This week: Soraa is working on biodynamic lighting, Bridgelux's "Class A" lighting, and reconsidering the rebound effect.
How big a rebound?
The world of energy policy has been buzzing since the New York Times editorial on the "rebound effect" last month. We wrote about it here. The idea is that more efficient lighting will cause an increase in the amount of lighting we use, partially or completely overcoming the energy savings. The effect is real (it's sometimes called the Jeavons paradox or Jeavons effect) but its magnitude is the question. Here are some of the twists the debate has taken recently.
Rob Day, a clean-tech investor, wrote a piece for TheEnergyCollective.com deconstructing two academic papers on which the authors of the NY Times op-ed had relied. The overall effect of his analysis is to suggest that the rebound effect due to LED lighting's greater efficiency will be on the low side. Day cites a 2014 study that directly examined the rebound effect in German homes that had upgraded from incandescents to CFL or LED lighting, and found a rebound of only 6.3%.
Day's article prompted a response in turn in the same venue from Harry Saunders and Jesse Jenkins. Saunders was a co-author of the 2010 paper that brought the idea of an energy rebound into wider awareness. Their rebuttal gets deep into details of energy economics and history, but its net effect is to argue that recent and current uses of energy for lighting do not diverge all that much from historical trends going back 300 years. And if that is so, a rebound at the high end of the range is possible, like 100%.
(All parties are careful to note that energy efficiency is a good thing: that society still benefits from lower energy costs even if a rebound eats up some of the projected savings.)
Here is one very rough data point for the debate: Households in the UK over the last decade have doubled the number of lights in use, despite the average size of such residences having shrunk over that time. This factoid comes from home entertainment retailer Homebase, which does not speculate very far into the causes behind the increase in lighting.

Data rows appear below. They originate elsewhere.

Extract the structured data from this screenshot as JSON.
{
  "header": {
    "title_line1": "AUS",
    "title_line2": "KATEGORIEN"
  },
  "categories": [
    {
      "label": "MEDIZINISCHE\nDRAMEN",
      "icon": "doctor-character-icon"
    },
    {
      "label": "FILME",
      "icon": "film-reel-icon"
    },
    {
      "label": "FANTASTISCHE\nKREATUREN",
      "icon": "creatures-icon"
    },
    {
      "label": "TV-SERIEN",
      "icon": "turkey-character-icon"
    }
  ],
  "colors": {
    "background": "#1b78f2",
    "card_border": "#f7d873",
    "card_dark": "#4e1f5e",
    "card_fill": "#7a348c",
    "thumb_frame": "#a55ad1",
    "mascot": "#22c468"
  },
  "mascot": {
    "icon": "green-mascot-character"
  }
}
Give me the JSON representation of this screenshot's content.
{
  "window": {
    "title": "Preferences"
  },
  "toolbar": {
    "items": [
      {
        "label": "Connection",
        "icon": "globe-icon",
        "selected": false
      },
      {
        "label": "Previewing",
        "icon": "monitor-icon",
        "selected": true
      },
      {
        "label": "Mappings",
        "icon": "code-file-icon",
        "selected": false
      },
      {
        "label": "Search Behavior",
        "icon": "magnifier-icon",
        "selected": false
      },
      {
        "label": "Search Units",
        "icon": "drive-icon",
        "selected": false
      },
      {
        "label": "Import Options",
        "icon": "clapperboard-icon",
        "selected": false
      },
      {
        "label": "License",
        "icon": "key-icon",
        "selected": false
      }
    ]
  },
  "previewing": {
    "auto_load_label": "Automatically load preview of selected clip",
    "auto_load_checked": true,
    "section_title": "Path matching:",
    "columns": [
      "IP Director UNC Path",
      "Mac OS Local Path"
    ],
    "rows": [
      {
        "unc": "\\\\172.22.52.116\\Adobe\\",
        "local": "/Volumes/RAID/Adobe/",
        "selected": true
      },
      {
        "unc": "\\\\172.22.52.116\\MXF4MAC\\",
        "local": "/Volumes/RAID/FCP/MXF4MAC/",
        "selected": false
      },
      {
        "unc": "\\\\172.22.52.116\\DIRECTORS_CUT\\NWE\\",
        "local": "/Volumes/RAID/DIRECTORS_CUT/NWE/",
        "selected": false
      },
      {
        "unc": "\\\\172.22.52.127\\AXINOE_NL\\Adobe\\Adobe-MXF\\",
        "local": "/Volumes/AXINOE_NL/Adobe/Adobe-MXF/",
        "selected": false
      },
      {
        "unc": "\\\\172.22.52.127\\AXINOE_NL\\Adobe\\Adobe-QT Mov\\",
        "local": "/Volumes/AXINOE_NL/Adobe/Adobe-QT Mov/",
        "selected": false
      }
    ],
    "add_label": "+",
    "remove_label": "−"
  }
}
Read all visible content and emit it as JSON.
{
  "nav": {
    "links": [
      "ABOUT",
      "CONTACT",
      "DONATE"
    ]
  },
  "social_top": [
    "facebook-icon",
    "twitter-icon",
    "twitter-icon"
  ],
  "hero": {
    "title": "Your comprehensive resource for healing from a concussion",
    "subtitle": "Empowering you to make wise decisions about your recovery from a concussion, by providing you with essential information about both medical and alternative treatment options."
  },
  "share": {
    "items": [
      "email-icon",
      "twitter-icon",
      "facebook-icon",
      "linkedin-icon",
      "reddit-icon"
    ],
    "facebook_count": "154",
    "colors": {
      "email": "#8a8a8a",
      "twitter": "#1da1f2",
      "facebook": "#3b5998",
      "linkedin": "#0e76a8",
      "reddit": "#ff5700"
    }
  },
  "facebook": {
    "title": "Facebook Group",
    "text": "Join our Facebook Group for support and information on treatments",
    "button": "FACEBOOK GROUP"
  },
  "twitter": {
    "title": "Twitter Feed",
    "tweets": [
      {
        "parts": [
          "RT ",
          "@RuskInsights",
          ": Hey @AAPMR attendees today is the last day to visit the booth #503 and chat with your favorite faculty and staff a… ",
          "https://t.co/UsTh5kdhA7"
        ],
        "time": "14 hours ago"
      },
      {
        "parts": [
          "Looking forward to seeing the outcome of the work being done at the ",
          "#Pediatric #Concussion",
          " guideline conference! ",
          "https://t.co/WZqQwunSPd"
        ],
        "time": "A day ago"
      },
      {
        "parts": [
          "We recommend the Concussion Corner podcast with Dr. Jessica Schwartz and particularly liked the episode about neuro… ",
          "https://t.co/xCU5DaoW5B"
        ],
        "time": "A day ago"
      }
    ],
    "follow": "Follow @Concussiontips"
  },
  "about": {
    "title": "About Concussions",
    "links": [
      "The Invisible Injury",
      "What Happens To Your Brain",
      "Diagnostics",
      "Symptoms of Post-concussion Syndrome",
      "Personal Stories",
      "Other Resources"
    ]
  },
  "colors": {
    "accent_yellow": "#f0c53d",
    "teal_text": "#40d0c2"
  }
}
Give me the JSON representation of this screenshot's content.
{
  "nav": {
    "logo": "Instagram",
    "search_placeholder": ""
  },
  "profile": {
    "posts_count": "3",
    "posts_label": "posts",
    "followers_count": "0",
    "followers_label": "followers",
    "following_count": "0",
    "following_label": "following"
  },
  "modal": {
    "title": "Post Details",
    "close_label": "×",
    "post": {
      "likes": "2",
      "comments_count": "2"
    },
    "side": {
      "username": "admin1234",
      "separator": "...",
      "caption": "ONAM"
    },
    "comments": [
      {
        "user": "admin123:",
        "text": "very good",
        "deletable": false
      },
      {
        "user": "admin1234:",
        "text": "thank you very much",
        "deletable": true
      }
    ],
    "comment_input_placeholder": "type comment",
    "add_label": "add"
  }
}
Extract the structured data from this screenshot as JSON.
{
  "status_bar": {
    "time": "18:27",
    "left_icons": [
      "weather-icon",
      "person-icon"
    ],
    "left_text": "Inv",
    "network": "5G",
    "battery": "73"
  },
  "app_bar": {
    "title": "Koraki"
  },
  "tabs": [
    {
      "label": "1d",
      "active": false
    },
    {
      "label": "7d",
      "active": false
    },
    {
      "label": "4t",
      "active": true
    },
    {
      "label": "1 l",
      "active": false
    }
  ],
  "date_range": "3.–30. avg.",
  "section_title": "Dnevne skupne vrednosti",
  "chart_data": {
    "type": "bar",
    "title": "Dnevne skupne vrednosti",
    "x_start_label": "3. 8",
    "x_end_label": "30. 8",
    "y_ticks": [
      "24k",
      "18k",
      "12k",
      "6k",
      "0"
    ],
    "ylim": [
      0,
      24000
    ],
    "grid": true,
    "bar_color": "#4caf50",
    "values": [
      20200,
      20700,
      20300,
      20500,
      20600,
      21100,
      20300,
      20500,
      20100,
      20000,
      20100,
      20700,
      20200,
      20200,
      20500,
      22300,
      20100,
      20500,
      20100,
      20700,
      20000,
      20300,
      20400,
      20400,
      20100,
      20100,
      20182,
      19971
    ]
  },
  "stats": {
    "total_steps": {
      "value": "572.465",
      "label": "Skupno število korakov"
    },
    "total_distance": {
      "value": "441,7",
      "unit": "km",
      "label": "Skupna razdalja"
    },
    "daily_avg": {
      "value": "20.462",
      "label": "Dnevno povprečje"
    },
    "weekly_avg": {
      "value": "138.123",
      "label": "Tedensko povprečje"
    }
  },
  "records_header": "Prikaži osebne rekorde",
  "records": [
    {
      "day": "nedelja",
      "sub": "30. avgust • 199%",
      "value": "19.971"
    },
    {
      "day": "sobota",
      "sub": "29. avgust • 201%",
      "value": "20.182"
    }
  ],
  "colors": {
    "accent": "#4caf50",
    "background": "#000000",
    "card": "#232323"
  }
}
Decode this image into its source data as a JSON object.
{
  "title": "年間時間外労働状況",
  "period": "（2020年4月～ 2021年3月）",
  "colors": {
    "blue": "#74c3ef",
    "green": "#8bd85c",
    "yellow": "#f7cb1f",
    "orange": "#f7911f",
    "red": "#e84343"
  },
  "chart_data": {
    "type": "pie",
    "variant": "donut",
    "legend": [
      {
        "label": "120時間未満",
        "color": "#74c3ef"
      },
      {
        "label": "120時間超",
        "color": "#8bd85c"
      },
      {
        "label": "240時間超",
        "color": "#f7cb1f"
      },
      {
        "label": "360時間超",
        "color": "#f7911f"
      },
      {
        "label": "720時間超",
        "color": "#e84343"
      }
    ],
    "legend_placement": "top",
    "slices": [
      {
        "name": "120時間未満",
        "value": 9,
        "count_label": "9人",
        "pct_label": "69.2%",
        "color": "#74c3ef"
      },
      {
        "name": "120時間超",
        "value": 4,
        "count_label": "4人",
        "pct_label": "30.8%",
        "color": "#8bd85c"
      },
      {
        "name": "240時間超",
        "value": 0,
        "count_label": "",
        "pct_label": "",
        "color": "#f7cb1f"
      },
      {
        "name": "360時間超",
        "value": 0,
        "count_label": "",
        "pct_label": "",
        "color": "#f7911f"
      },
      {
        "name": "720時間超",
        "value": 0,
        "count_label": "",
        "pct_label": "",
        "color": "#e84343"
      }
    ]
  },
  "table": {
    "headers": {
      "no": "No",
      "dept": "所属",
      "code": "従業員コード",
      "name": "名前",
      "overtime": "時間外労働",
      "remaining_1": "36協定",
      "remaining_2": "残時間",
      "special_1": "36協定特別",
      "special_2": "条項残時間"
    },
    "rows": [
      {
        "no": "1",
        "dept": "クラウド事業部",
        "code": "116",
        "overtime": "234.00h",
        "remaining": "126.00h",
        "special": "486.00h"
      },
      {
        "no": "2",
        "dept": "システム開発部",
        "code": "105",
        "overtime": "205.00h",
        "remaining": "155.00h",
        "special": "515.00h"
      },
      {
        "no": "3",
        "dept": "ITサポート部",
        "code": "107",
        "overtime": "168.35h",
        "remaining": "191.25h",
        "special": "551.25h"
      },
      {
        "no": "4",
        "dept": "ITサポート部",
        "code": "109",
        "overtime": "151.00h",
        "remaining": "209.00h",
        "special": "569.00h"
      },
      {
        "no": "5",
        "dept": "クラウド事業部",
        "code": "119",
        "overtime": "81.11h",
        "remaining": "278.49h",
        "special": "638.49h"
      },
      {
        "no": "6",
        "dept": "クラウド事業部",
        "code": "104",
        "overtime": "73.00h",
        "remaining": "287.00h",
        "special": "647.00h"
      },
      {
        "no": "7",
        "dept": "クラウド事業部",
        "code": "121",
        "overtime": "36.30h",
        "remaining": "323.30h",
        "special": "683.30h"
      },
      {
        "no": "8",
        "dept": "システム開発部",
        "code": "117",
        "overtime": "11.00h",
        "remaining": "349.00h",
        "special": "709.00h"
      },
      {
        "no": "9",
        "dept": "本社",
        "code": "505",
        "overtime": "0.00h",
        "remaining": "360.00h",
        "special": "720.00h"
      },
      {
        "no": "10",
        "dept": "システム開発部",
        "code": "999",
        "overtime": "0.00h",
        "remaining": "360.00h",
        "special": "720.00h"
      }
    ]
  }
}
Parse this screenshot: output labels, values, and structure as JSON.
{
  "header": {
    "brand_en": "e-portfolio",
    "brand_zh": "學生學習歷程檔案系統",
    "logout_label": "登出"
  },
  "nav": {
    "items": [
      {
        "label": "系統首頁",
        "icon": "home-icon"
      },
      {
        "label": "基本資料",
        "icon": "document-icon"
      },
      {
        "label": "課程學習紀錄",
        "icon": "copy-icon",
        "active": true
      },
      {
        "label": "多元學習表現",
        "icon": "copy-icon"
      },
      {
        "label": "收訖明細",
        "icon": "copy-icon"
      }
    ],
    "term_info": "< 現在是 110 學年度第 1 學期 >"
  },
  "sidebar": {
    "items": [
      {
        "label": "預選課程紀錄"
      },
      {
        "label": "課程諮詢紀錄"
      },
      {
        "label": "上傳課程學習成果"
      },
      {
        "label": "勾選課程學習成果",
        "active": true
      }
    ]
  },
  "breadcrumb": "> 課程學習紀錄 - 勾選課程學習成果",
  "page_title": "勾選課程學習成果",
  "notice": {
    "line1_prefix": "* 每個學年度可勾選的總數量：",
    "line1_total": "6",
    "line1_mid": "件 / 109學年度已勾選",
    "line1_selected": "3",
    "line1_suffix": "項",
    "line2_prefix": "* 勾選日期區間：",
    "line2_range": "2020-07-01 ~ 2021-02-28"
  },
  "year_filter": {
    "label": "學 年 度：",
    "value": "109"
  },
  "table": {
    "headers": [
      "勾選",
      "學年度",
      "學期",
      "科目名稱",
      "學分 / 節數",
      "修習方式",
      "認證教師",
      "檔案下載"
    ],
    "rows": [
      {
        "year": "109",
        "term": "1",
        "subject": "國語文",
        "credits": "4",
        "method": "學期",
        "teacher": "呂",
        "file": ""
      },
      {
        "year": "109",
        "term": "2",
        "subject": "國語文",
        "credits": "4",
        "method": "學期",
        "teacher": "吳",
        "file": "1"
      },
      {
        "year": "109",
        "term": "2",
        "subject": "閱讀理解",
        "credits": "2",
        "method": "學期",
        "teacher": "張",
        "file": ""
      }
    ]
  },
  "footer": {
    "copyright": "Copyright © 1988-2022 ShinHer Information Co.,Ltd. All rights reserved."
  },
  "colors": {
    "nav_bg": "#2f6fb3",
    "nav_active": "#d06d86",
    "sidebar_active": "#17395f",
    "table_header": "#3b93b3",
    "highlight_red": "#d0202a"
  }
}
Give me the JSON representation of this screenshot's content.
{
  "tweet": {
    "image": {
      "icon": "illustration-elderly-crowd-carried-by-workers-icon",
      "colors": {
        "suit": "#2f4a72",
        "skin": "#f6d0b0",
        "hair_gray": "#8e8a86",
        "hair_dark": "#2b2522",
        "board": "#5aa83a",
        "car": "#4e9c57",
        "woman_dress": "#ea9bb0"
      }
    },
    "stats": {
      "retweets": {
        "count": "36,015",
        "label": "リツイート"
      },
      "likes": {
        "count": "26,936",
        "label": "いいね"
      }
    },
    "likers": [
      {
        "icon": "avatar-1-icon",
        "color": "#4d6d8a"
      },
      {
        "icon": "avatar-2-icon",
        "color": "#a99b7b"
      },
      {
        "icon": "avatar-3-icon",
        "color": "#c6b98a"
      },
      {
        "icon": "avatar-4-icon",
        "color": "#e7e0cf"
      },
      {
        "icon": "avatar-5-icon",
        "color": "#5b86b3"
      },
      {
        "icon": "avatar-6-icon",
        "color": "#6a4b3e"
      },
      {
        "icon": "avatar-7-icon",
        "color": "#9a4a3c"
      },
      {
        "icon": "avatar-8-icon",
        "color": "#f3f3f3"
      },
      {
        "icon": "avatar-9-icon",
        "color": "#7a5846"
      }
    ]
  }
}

Bridgelux does "Class A" light
Bridgelux has been working with Rensselaer Polytechnic Institute's Lighting Research Center, inventor of the GAI metric, to develop lighting that can be characterized as "Class A" in the LRC's nomenclature. Class A is not rigorously defined, that I have seen; it refers to lighting that offers a "pleasing blend of naturalness and vividness based on subjective human perceptions." Now Bridgelux has introduced a series of COB LEDs called Décor, which offers both CRI and GAI above 80, and with light that is positioned below the black-body locus.
We have seen Philips Lumileds (sponsor of this site), Soraa, and Xicato introduce LEDs their makers claim produce light that is ideal for retail spotlighting use. Bridgelux now joins this pantheon.
Soraa working on biodynamic, human-centric lighting
Following the awarding of the 2014 Nobel Prize in Physics, Shuji Nakamura held a media teleconference, accompanied by Soraa CEO Jeff Parker. One item mentioned almost in passing: Soraa is developing products that will demonstrate the ability of its GaN-on-GaN light to provide health benefits. "We're working on it, we've prototyped it, and we're doing testing on it," Parker said. "We think there are a lot of things you can do in the area of circadian, alertness, simulating sunlight, and stimulating the sensors in people's eyes to solve certain issues and problems. We'll have something next year."
— Keith Dawson , Editor-in-Chief, All LED Lighting